Tuesday, April 20, 2010

Me and My Shadow, Part 4

Periodically I have a medical student do a clinical rotation with me and at the end, I ask them to write an essay about their experience working with me in my micropractice. I am ashamed to say that I have been sitting on a couple of essays since 2007-2008. I kept meaning to post them but time just sort of slips away and before you know it, it's the next decade. So with apologies to Andrew for the late posting, here are his thoughts on his 5 week clerkship with me from October 2007 (all the more impressive because he wrote this during his surgery rotation!):

I am just starting the fifth week of my surgery rotation at the Keck School of Medicine at USC. These past four weeks have been a very exciting time for me, as surgery has been my career of choice since I applied to medical school. At the same time, when I left Dr. S’s office four weeks ago, I was sad to leave what was an extremely educational experience and what became a very comfortable environment for me. From a medical student standpoint, I must be honest about my initial expectations of family medicine. Not knowing much about the specialty, I unfairly assumed that the patient cases would get repetitive and uninteresting. I figured that the rotation would be simply another roadblock between me and my career as a surgeon.

Now, after completing the rotation, I am thankful of two things. First, that my assumptions were, for the most part, wrong. (Actually, I will say that some of the patient cases got repetitive such as common colds, strep throat, annual physicals, flu shots/immunizations, etc. Such cases may not be as interesting or complicated as the heart valve replacements I have seen most recently, but I suppose even those cases may at some point become repetitive as well.) Second, that my experience with Dr. S changed a roadblock into a gateway. I was introduced to the “art of medicine,” where being a good doctor was not about the ability to diagnose a patient with diabetes but more about the ability to perform a comprehensive examination of each patient while taking the time to connect with patients on a more personal level.

From a medical student’s perspective, I found Dr. S’s practice to be unique and in a way… idealistic. In our first and second years of medical school, we are taught to perform the idealistic patient interview and physical exam that, when done thoroughly, take anywhere from 30 minutes to 1 hour to complete. We are also trained in the skills of bedside manner. When our actual clinical years of training begin during third year, we throw away two years of instruction, and instead fumble through 10-15 minute interviews/physicals. Sad as it may be, that is exactly what happens to most medical students. Fortunately, I was given the opportunity during my family medicine rotation to experience the ideal patient encounter. I can see how this model of family practice provides doctors with greater satisfaction and enjoyment over the style that forces physicians to see a larger volume of patients.

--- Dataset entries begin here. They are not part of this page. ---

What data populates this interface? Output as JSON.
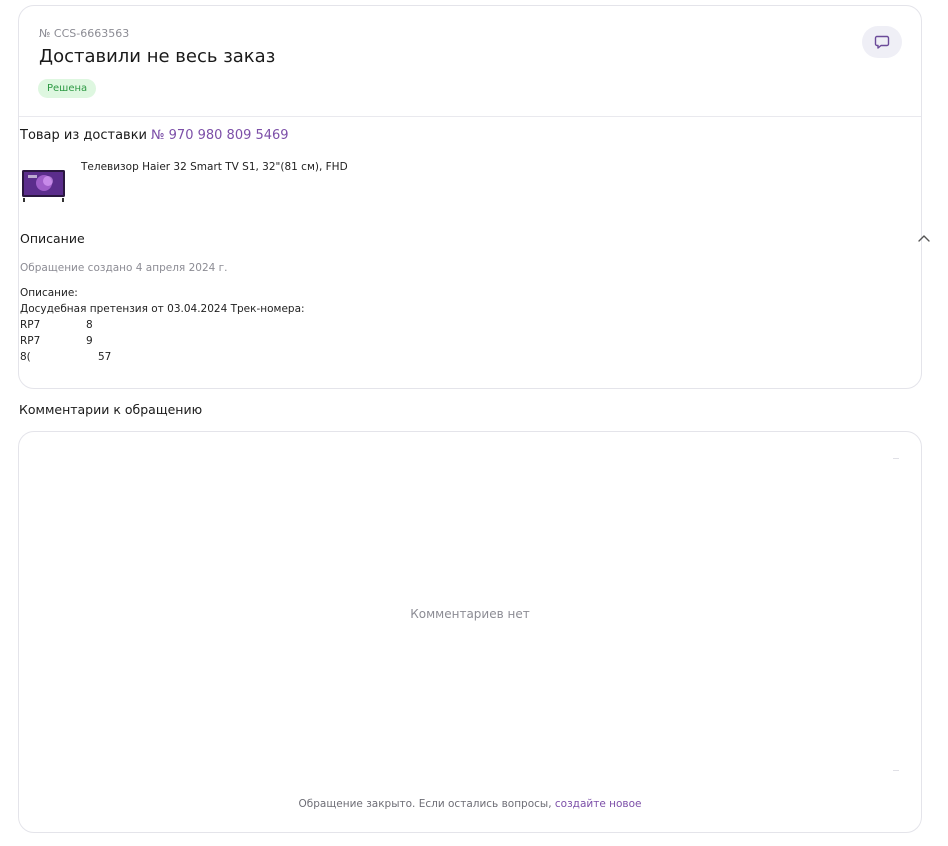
{
  "ticket": {
    "number": "№ CCS-6663563",
    "title": "Доставили не весь заказ",
    "status": "Решена"
  },
  "delivery": {
    "label": "Товар из доставки",
    "number": "№ 970 980 809 5469",
    "product_name": "Телевизор Haier 32 Smart TV S1, 32\"(81 см), FHD"
  },
  "description": {
    "title": "Описание",
    "created": "Обращение создано 4 апреля 2024 г.",
    "lines": [
      "Описание:",
      "Досудебная претензия от 03.04.2024 Трек-номера:"
    ],
    "tracks": [
      {
        "a": "RP7",
        "b": "8"
      },
      {
        "a": "RP7",
        "b": "9"
      },
      {
        "a": "8(",
        "b": "57"
      }
    ]
  },
  "comments": {
    "heading": "Комментарии к обращению",
    "empty_text": "Комментариев нет",
    "closed_text": "Обращение закрыто. Если остались вопросы,",
    "create_link": "создайте новое"
  },
  "colors": {
    "accent": "#7c4fa8",
    "status_bg": "#def7e0",
    "status_text": "#2e9a44"
  },
  "icons": {
    "chat": "chat-bubble-icon",
    "chevron": "chevron-up-icon"
  }
}
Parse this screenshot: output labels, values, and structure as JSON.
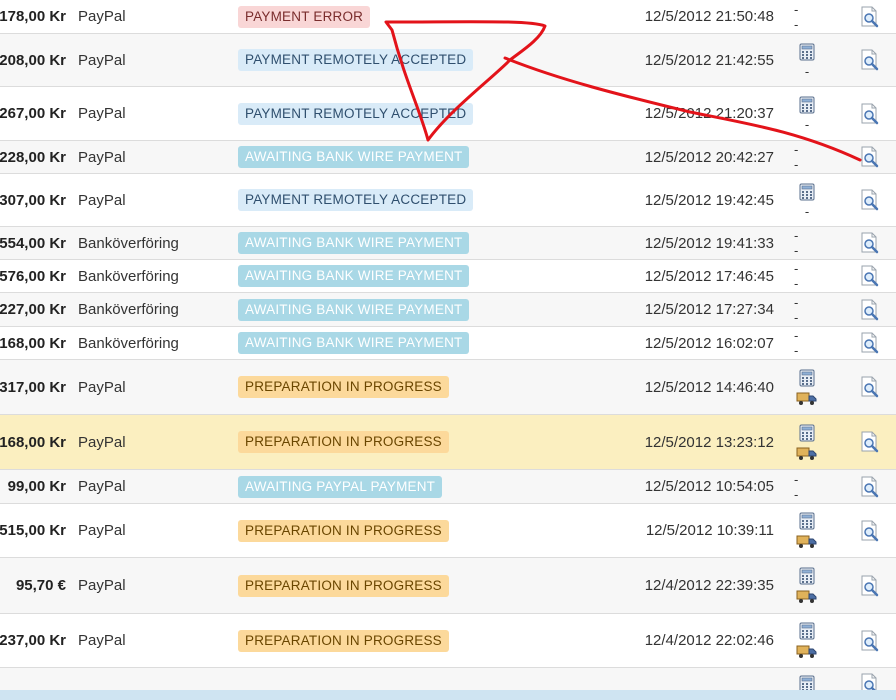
{
  "orders": [
    {
      "amount": "178,00 Kr",
      "payment": "PayPal",
      "status": "PAYMENT ERROR",
      "status_type": "error",
      "date": "12/5/2012 21:50:48",
      "invoice": false,
      "delivery": false,
      "actions_text": "- -",
      "row": "even"
    },
    {
      "amount": "208,00 Kr",
      "payment": "PayPal",
      "status": "PAYMENT REMOTELY ACCEPTED",
      "status_type": "accepted",
      "date": "12/5/2012 21:42:55",
      "invoice": true,
      "delivery": false,
      "actions_text": "-",
      "row": "odd"
    },
    {
      "amount": "267,00 Kr",
      "payment": "PayPal",
      "status": "PAYMENT REMOTELY ACCEPTED",
      "status_type": "accepted",
      "date": "12/5/2012 21:20:37",
      "invoice": true,
      "delivery": false,
      "actions_text": "-",
      "row": "even"
    },
    {
      "amount": "228,00 Kr",
      "payment": "PayPal",
      "status": "AWAITING BANK WIRE PAYMENT",
      "status_type": "bankwire",
      "date": "12/5/2012 20:42:27",
      "invoice": false,
      "delivery": false,
      "actions_text": "- -",
      "row": "odd"
    },
    {
      "amount": "307,00 Kr",
      "payment": "PayPal",
      "status": "PAYMENT REMOTELY ACCEPTED",
      "status_type": "accepted",
      "date": "12/5/2012 19:42:45",
      "invoice": true,
      "delivery": false,
      "actions_text": "-",
      "row": "even"
    },
    {
      "amount": "554,00 Kr",
      "payment": "Banköverföring",
      "status": "AWAITING BANK WIRE PAYMENT",
      "status_type": "bankwire",
      "date": "12/5/2012 19:41:33",
      "invoice": false,
      "delivery": false,
      "actions_text": "- -",
      "row": "odd"
    },
    {
      "amount": "576,00 Kr",
      "payment": "Banköverföring",
      "status": "AWAITING BANK WIRE PAYMENT",
      "status_type": "bankwire",
      "date": "12/5/2012 17:46:45",
      "invoice": false,
      "delivery": false,
      "actions_text": "- -",
      "row": "even"
    },
    {
      "amount": "227,00 Kr",
      "payment": "Banköverföring",
      "status": "AWAITING BANK WIRE PAYMENT",
      "status_type": "bankwire",
      "date": "12/5/2012 17:27:34",
      "invoice": false,
      "delivery": false,
      "actions_text": "- -",
      "row": "odd"
    },
    {
      "amount": "168,00 Kr",
      "payment": "Banköverföring",
      "status": "AWAITING BANK WIRE PAYMENT",
      "status_type": "bankwire",
      "date": "12/5/2012 16:02:07",
      "invoice": false,
      "delivery": false,
      "actions_text": "- -",
      "row": "even"
    },
    {
      "amount": "317,00 Kr",
      "payment": "PayPal",
      "status": "PREPARATION IN PROGRESS",
      "status_type": "prep",
      "date": "12/5/2012 14:46:40",
      "invoice": true,
      "delivery": true,
      "actions_text": "",
      "row": "odd"
    },
    {
      "amount": "168,00 Kr",
      "payment": "PayPal",
      "status": "PREPARATION IN PROGRESS",
      "status_type": "prep",
      "date": "12/5/2012 13:23:12",
      "invoice": true,
      "delivery": true,
      "actions_text": "",
      "row": "highlight"
    },
    {
      "amount": "99,00 Kr",
      "payment": "PayPal",
      "status": "AWAITING PAYPAL PAYMENT",
      "status_type": "paypal",
      "date": "12/5/2012 10:54:05",
      "invoice": false,
      "delivery": false,
      "actions_text": "- -",
      "row": "odd"
    },
    {
      "amount": "515,00 Kr",
      "payment": "PayPal",
      "status": "PREPARATION IN PROGRESS",
      "status_type": "prep",
      "date": "12/5/2012 10:39:11",
      "invoice": true,
      "delivery": true,
      "actions_text": "",
      "row": "even"
    },
    {
      "amount": "95,70 €",
      "payment": "PayPal",
      "status": "PREPARATION IN PROGRESS",
      "status_type": "prep",
      "date": "12/4/2012 22:39:35",
      "invoice": true,
      "delivery": true,
      "actions_text": "",
      "row": "odd"
    },
    {
      "amount": "237,00 Kr",
      "payment": "PayPal",
      "status": "PREPARATION IN PROGRESS",
      "status_type": "prep",
      "date": "12/4/2012 22:02:46",
      "invoice": true,
      "delivery": true,
      "actions_text": "",
      "row": "even"
    },
    {
      "amount": "",
      "payment": "",
      "status": "",
      "status_type": "prep",
      "date": "",
      "invoice": true,
      "delivery": false,
      "actions_text": "",
      "row": "odd"
    }
  ],
  "colors": {
    "error_badge": "#f9d6d6",
    "accepted_badge": "#d9ebf8",
    "bankwire_badge": "#a9d8e6",
    "prep_badge": "#fcd99b",
    "highlight_row": "#fbefc0",
    "annotation": "#e3131a"
  },
  "icons": {
    "invoice": "calculator-icon",
    "delivery": "truck-icon",
    "view": "magnifier-page-icon"
  },
  "annotation": {
    "type": "hand-drawn-arrow",
    "color": "#e3131a"
  }
}
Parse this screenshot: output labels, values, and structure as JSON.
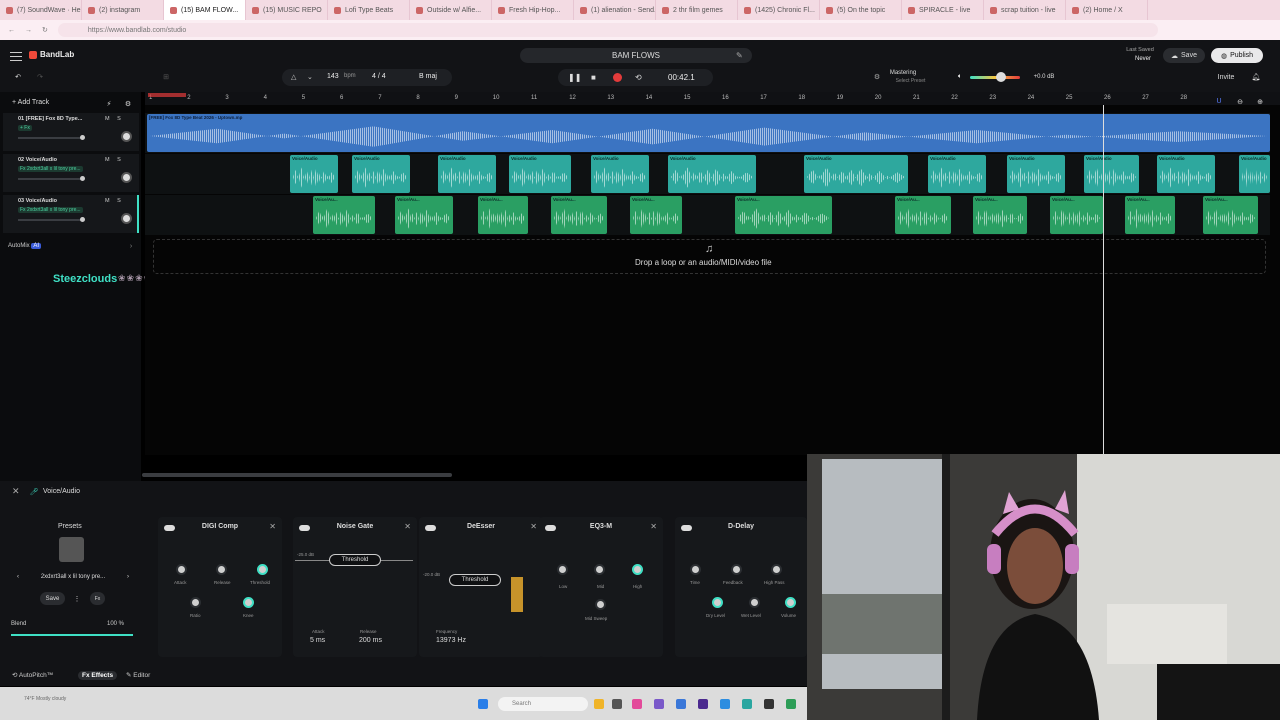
{
  "browser": {
    "tabs": [
      "(7) SoundWave · Help",
      "(2) instagram",
      "(15) BAM FLOW...",
      "(15) MUSIC REPO",
      "Lofi Type Beats",
      "Outside w/ Alfie...",
      "Fresh Hip-Hop...",
      "(1) alienation - Send...",
      "2 thr film gemes",
      "(1425) Chronic Fl...",
      "(5) On the topic",
      "SPIRACLE - live",
      "scrap tuition - live",
      "(2) Home / X"
    ],
    "url": "https://www.bandlab.com/studio"
  },
  "header": {
    "app_name": "BandLab",
    "project_title": "BAM FLOWS",
    "last_saved_label": "Last Saved",
    "last_saved_value": "Never",
    "save_label": "Save",
    "publish_label": "Publish",
    "invite_label": "Invite",
    "bpm": "143",
    "bpm_unit": "bpm",
    "time_signature": "4 / 4",
    "key": "B maj",
    "time": "00:42.1",
    "mastering_label": "Mastering",
    "mastering_sub": "Select Preset",
    "master_db": "+0.0 dB"
  },
  "tracks": {
    "add_track_label": "Add Track",
    "items": [
      {
        "name": "01  [FREE] Fox 8D Type...",
        "fx": "+ Fx",
        "ms": "M S"
      },
      {
        "name": "02  Voice/Audio",
        "fx": "Fx 2xdxrt3all x lil tony pre...",
        "ms": "M S"
      },
      {
        "name": "03  Voice/Audio",
        "fx": "Fx 2xdxrt3all x lil tony pre...",
        "ms": "M S"
      }
    ],
    "automix_label": "AutoMix",
    "automix_badge": "AI",
    "overlay_name": "Steezclouds",
    "overlay_emotes": "❀❀❀❀❀"
  },
  "ruler": [
    "1",
    "2",
    "3",
    "4",
    "5",
    "6",
    "7",
    "8",
    "9",
    "10",
    "11",
    "12",
    "13",
    "14",
    "15",
    "16",
    "17",
    "18",
    "19",
    "20",
    "21",
    "22",
    "23",
    "24",
    "25",
    "26",
    "27",
    "28"
  ],
  "lane1_clip_label": "[FREE] Fox 8D Type Beat 2026 - Uptown.mp",
  "clip_label": "Voice/Audio",
  "clip_label_b": "Voice/Au...",
  "drop_text": "Drop a loop or an audio/MIDI/video file",
  "fx_panel": {
    "track_title": "Voice/Audio",
    "presets_label": "Presets",
    "preset_name": "2xdxrt3all x lil tony pre...",
    "save_label": "Save",
    "fx_btn": "Fx",
    "blend_label": "Blend",
    "blend_value": "100 %",
    "cards": [
      {
        "title": "DIGI Comp",
        "knobs": [
          "Attack",
          "Release",
          "Threshold",
          "Ratio",
          "Knee"
        ]
      },
      {
        "title": "Noise Gate",
        "gate_db": "-25.0 dB",
        "threshold": "Threshold",
        "attack_label": "Attack",
        "attack": "5 ms",
        "release_label": "Release",
        "release": "200 ms"
      },
      {
        "title": "DeEsser",
        "ess_db": "-20.0 dB",
        "threshold": "Threshold",
        "freq_label": "Frequency",
        "freq": "13973 Hz"
      },
      {
        "title": "EQ3-M",
        "knobs": [
          "Low",
          "Mid",
          "High",
          "Mid Sweep"
        ]
      },
      {
        "title": "D-Delay",
        "knobs": [
          "Time",
          "Feedback",
          "High Pass",
          "Dry Level",
          "Wet Level",
          "Volume"
        ]
      }
    ],
    "bottom_tabs": [
      "AutoPitch™",
      "Effects",
      "Editor"
    ]
  },
  "taskbar": {
    "weather": "74°F Mostly cloudy",
    "search_placeholder": "Search"
  },
  "colors": {
    "accent": "#3fe0c5",
    "lane1": "#3b74c2",
    "lane2": "#2ea89e",
    "lane3": "#2a9f63",
    "record": "#e33b3b"
  }
}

From a personal perspective, learning about micro practices has opened up new career possibilities. More and more I am discovering how much I enjoy life outside of my career. While I am almost certain surgery will continue to interest me, I am equally certain that my family and social life outside of medicine will become (if it is not already) more important to me. Weeks into my surgery rotation, I am realizing that surgery will most likely require my attention full-time or for even longer hours, while family medicine, especially micro and concierge type practices afford much more flexibility in time.

Though I am even more conflicted now about choosing a medical specialty, I am glad to have had such a unique opportunity with Dr. S. So I will close this entry by saying thank you, and I hope in the future to have the opportunity to write of my own experiences with private practice if that is where my career takes me.

Andrew Wong, MS3

A belated thank you, Andrew, for your thoughts and honest opinions.

One positive consequence of posting this 2 years late is that I can look up what has happened to Andrew since then. He was selected as one of the participants in USC Keck School of Medicine Dean's "Year for Research" Program for Medical Students for 2008-2009, doing research in orthopedic surgery in Pittsburgh.

I suspect he is now finishing his 4th year, preparing to graduate from medical school, and getting ready to pursue his dreams. Good luck, Andrew, and I hope you find that ideal balance between career and personal life. This is the wish I have for all physicians. And, of course, especially for solo docs.

Tomorrow: Me and My Shadow, Part 5: Erin's Clerkship